“I’m glad we have the tutor,” Hayley said. “Are you doing the correspondence course?”

“No. No one knew we were leaving. I didn’t know we were leaving. We have some course work in the baggage we brought, but not enough. And it’s been turned over to the English Ladies as my tuition to the school.”

“Well, that’s good,” Hayley said. “At least some of it will get to the people here. What courses?”

“We have the textbooks I was using in Grantville, both a copy of the English version and new German version. Biology, comparative history and German lit, also stage dressing and blocking, and studio management. It’s the senior year stuff for theater arts behind-the-scenes program. Before this happened I was going to be the down-time Frank Capra or Busby Berkeley.

“But it’s just the text books, not the course notes and like I said, my parents gave them to the English Ladies, so I have to share them with the whole school. And it’s not like I can write back to Grantville and get another copy. I think the books are hot.”

Carla was trying very hard not to cry. None of this had been her idea, but she was going to be tarred with the same brush as her parents. It wasn’t fair.

“Well, I’ll talk to Herr Doctor Faust and see about getting your school copies of the course outlines.”

Carla choked a laugh. “Your tutor is Dr. Faust? Has he sold his soul yet?”

“No, but he does get teased about his name a lot,” Hayley said repressively. “The stories are over a hundred years old, even in this time. And his taking up natural philosophy rather than theology fit too well with the legends.”

“Sorry,” Carla said.

“It’s okay. He’s a nice guy, and I think he’s sensitive about it, even though he tries to laugh it off. So I thought I should warn you.” Hayley changed the subject. “I can write back to Grantville. Are there any messages you want me to send?”

“Yes, I had some friends who came to the school from Rudolstadt. Not that I have any idea what I’m going to say.”

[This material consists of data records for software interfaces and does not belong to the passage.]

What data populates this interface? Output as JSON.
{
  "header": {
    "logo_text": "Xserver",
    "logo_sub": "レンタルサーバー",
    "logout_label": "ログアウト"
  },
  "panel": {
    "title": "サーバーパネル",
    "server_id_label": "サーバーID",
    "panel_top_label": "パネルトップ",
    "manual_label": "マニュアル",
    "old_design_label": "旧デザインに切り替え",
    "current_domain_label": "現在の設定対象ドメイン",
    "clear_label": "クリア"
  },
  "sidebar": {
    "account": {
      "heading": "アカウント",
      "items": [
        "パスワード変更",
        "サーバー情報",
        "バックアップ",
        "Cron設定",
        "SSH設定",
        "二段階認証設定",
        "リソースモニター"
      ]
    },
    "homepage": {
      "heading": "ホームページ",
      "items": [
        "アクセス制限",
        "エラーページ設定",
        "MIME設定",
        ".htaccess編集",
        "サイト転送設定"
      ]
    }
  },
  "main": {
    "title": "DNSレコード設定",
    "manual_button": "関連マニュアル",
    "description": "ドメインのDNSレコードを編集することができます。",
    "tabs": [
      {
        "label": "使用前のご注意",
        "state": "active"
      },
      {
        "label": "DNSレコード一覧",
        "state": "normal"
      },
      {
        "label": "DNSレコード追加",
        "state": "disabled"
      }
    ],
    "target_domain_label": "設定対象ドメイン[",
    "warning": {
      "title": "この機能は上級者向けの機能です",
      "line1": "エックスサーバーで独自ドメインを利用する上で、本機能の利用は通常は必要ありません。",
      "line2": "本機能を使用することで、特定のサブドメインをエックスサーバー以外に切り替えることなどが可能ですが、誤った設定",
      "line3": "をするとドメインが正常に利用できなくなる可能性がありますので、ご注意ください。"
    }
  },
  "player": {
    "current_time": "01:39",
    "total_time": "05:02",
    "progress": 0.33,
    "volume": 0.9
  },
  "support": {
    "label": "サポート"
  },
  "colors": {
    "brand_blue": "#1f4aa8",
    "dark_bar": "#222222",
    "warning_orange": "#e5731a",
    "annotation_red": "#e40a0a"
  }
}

Carla looked at her watch. It was a down-time-made pocket watch. Those could be had in Grantville and Magdeburg now. “Oh, shoot. The girls from school are watching the emperor. Do you know how long he’s going to be driving around the track?”

“Not long. He generally goes for about ten minutes at a stretch. You should probably get back to them.”

“About that, Hayley. Some of them have made some comments about you being just the daughter of a mechanic. Which they figure is about the same as a groom in the imperial stables. Should I tell them you’re part of the Barbie Consortium and could buy their parents out of pocket change? I don’t know if you’ve been keeping quiet about it on purpose or if they were just being snooty.”

“Well, they are just being snooty.” Hayley smiled. “What’s wrong with a groom, after all? But, no. Don’t tell them, please. I really don’t want them pressuring me, or their parents pressuring my family, about money.”

“I won’t say a thing.” Carla assured her, thinking, Well, that at least gives me an in.

“Thanks,” Hayley said. “And I’ll be thinking about what you can do to earn a bit of extra cash.”


Carla ended up too busy to do much in the way of starting businesses because the English Ladies put her to work teaching algebra to the young ladies of good family. Not on the basis of her owing it to them or anything. Just because she had had algebra and knew more about it than anyone else. About half Carla’s school day was spent as the teacher of this or that up-time discipline, often as not with two or three of the English Ladies as students. It put an uncomfortable distance between her and her fellow students, but the English Ladies didn’t seem to care.